Woodley grunted. He was not much given to flights of fantasy.
Undeterred, Underhill went on, "It must have been pretty good to have been an ancient man. I wonder why they burned up their world with war. They didn't have to planoform. They didn't have to go out to earn their livings among the stars. They didn't have to dodge the rats or play the game. They couldn't have invented pinlighting because they didn't have any need of it, did they, Woodley?"
Woodley grunted, "Uh-huh." Woodley was twenty-six years old and due to retire in one more year. He already had a farm picked out. He had gotten through ten years of hard work pinlighting with the best of them. He had kept his sanity by not thinking very much about his job, meeting the strains of the task whenever he had to meet them and thinking nothing more about his duties until the next emergency arose.
Woodley never made a point of getting popular among the partners. None of the partners liked him very much. Some of them even resented him. He was suspected of thinking ugly thoughts of the partners on occasion, but since none of the partners ever thought a complaint in articulate form, the other pinlighters and the chiefs of the Instrumentality left him alone.
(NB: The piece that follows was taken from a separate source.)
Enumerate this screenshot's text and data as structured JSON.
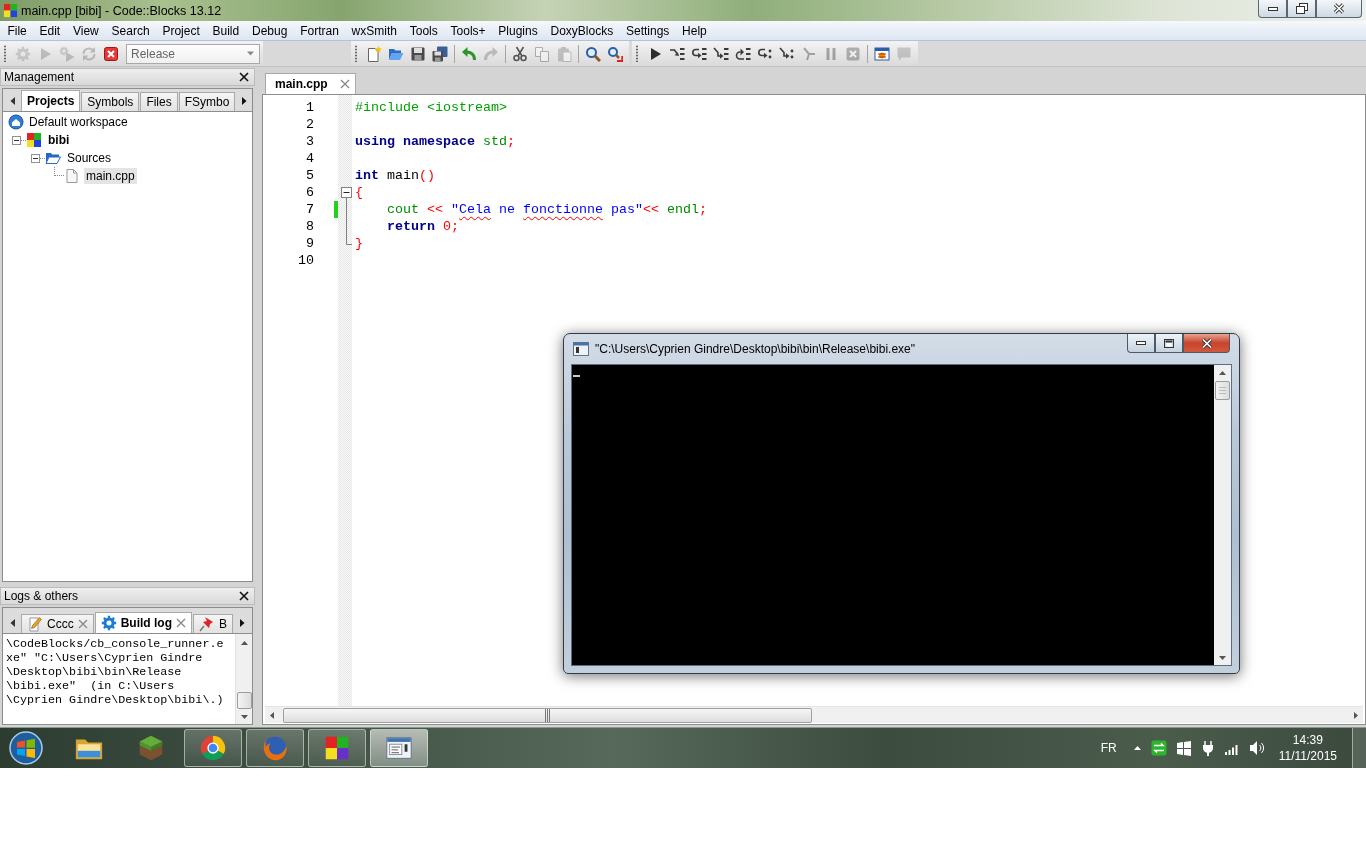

Underhill was still full of the wonder of their job. Happily he babbled on, "What does happen to us when we planoform? Do you think it's sort of like dying? Did you ever see anybody who had his soul pulled out?"